11-17-01I’ve been trying to come up with my next recipe for homebrewing and I can’t really decide on what I want to do exactly. I keep going between a porter, a winter warmer, or some type of amber ale. I really just can’t decide at all. And then I got an idea; how about a Colonial
America style of beer?

I thought it sounded like a great idea so I have been doing a lot of research into beer styles and brewing techniques during the Colonial time in America. I have run across several helpful articles and have really started to dive into them. I am still working on a solid recipe but I thought that I would share my current ideas and information and see if anyone can point me in a more correct direction.

Right now I am looking at three “styles” of Colonial beer. The first would be a basic porter, not super strong, but packed with roasty flavors and medium carbonation. The second style I am looking at is more of a British style pub ale that Thomas Jefferson is said to have enjoyed. Who knows if that is true, but it makes a good story. In place of all of the British malts and hops I would substitute American malts and hops. The final beer that I am looking into is a Spruce beer that was common during the Revolutionary War. It would be a darker beer, similar to a porter, but also have some essence of spruce put into it. Now I just need to narrow down my focus a bit.

I also am concerned with doing this beer authentically. I will have to use some modern brewing practices, but I would like to get the ingredients as close as possible. I know that hops change from year to year, and there is no way to actually know what the barley was malted at during that period but digging into some more material, I hope to find some more clues.  Below are a few links that I have been looking over the gain a better understanding of Colonial brewing in America.

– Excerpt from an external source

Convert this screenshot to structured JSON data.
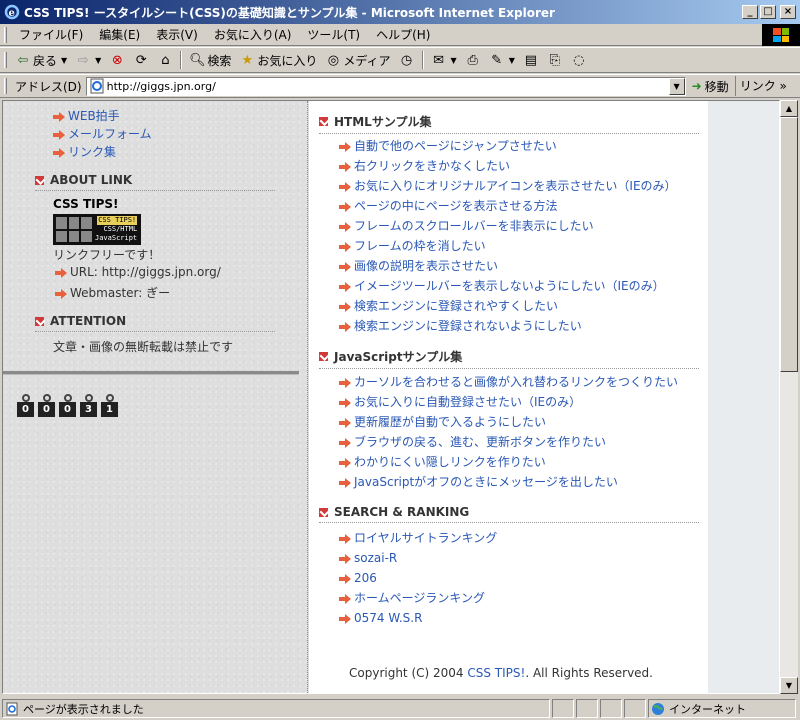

Links

As I said, I have a lot more research to do, but these links are a start. I have a few books that I can get more information out of, but I will have to dig in and find the correct information. If you find any other info out there I am more than willing to take it.